From the first line to the last, output the records exactly and drop any images.

·····

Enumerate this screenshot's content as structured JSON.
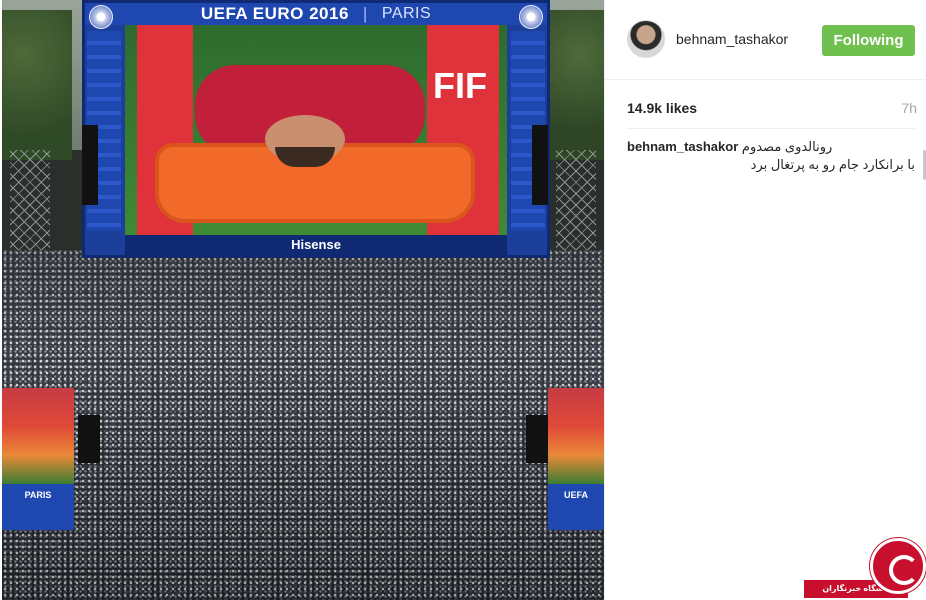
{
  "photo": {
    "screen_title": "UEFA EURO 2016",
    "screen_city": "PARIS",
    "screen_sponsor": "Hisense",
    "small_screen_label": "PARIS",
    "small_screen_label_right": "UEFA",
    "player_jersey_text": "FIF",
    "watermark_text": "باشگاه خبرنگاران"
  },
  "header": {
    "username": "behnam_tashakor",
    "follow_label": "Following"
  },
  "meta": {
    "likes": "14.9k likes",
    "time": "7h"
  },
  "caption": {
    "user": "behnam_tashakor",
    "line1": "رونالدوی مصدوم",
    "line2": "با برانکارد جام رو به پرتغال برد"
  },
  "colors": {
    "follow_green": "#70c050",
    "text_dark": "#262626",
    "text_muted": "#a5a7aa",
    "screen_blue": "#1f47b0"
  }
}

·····

**Output of the task:**
Enumerate this screenshot's content as structured JSON.
{
  "photo": {
    "screen_title": "UEFA EURO 2016",
    "screen_city": "PARIS",
    "screen_sponsor": "Hisense",
    "small_screen_label": "PARIS",
    "small_screen_label_right": "UEFA",
    "player_jersey_text": "FIF",
    "watermark_text": "باشگاه خبرنگاران"
  },
  "header": {
    "username": "behnam_tashakor",
    "follow_label": "Following"
  },
  "meta": {
    "likes": "14.9k likes",
    "time": "7h"
  },
  "caption": {
    "user": "behnam_tashakor",
    "line1": "رونالدوی مصدوم",
    "line2": "با برانکارد جام رو به پرتغال برد"
  },
  "colors": {
    "follow_green": "#70c050",
    "text_dark": "#262626",
    "text_muted": "#a5a7aa",
    "screen_blue": "#1f47b0"
  }
}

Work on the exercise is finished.